Jewelry might be the most popular item in the Celtic marketplace. Silversmith Una O’Boyle of Belfast-based Banshee Silver tells us more about herself and the shiny side of business.
There’s a wee bit of magic on hand at this year’s NACTA trade show in Lombard, Illinois this week. Niamh Sherwin Barry of the Irish Fairy Door Company gives us the details.
Hundreds of Celtic retailers, buyers, wholesalers and distributors are in Lombard, IL over the coming days for the annual Celtic Marketplace Trade Show.
Since its launch in September 2000, Celtic Marketplace has established itself as the essential show for the Celtic market showcasing the most diverse selection of Irish, Scottish and Welsh merchandise available. Featuring jewelry, giftware, crafts, knitwear, music, books, food, accessories and more, the event attracts hundreds of exhibitors from the US, Canada, Ireland, Scotland and Wales and is a must for everyone in the Celtic market in North America.
The show is hosted by The North American Celtic Trade Association (NACTA), which represents the Celtic market in North America.
NACTA’s mission is to facilitate communication among businesses involved in the Celtic market in the USA and Canada and to develop and implement programs of value to its members.
Retailer Membership is open to storefront retailers who sell predominantly Celtic products, while Vendor Membership is open to non-retailing entities interested in doing business in the Celtic market in North America.
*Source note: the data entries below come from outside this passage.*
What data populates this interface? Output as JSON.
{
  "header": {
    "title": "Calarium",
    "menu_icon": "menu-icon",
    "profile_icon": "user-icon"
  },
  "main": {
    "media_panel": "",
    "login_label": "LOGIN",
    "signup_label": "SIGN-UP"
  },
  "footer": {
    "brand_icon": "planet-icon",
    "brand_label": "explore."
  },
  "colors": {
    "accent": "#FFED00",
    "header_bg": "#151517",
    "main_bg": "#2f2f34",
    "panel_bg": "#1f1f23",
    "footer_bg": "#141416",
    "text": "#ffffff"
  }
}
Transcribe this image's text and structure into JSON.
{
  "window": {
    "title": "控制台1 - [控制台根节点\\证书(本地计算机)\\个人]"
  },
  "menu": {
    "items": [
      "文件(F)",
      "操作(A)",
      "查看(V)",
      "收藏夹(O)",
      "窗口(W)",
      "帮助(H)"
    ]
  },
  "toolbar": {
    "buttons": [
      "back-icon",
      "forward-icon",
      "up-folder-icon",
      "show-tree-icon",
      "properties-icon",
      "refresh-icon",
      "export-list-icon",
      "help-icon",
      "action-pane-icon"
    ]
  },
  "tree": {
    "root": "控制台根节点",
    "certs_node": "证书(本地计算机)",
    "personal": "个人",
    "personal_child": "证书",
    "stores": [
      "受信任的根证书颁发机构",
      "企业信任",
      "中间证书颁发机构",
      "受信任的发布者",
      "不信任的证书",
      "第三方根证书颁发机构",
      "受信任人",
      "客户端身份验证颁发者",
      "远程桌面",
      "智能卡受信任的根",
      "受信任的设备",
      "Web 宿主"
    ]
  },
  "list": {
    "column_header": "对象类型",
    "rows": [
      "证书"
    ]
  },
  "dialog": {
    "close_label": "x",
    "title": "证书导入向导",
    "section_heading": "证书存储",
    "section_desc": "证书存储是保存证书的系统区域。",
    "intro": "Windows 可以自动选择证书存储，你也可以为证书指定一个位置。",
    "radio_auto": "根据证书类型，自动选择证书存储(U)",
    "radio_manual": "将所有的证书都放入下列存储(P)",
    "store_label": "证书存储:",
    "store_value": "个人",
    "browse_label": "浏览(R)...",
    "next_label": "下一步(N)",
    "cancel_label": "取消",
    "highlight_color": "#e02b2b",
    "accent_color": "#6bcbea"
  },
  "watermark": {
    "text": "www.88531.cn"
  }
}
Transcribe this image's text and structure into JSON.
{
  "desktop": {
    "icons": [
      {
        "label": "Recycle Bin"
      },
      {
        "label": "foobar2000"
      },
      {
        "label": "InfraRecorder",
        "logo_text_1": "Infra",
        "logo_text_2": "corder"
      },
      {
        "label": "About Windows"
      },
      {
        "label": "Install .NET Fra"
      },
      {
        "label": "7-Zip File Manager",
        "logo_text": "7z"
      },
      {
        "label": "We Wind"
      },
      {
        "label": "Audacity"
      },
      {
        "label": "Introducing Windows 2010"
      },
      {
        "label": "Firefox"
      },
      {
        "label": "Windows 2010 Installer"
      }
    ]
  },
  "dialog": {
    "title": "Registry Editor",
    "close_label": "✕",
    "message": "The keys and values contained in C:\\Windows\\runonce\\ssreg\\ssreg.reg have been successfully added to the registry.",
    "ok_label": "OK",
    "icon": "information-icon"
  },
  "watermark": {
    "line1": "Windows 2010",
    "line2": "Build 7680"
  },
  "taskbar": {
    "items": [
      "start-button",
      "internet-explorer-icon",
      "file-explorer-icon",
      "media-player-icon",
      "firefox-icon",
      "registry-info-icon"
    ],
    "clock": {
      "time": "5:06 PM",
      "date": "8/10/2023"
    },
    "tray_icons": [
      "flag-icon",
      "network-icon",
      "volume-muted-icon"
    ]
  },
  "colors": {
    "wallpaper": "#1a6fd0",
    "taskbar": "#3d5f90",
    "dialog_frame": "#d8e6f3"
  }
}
The Celtic Marketplace Trade Show provides an environment that is an energetic blend of business and friendship with particular focus on networking, education and business growth.
Today and tomorrow, Celtic Life International will be capturing the sights and sounds of the show from Lombard. Be sure to check our Facebook page regularly for updates.
Fredericksburg, Virginia (pop: 24,286) will be the center of attention this weekend as the community’s annual Welsh Festival celebrates the region’s unique Celtic history and heritage. Recently we spoke with Scott Harris of the James Monroe Museum about the festivities.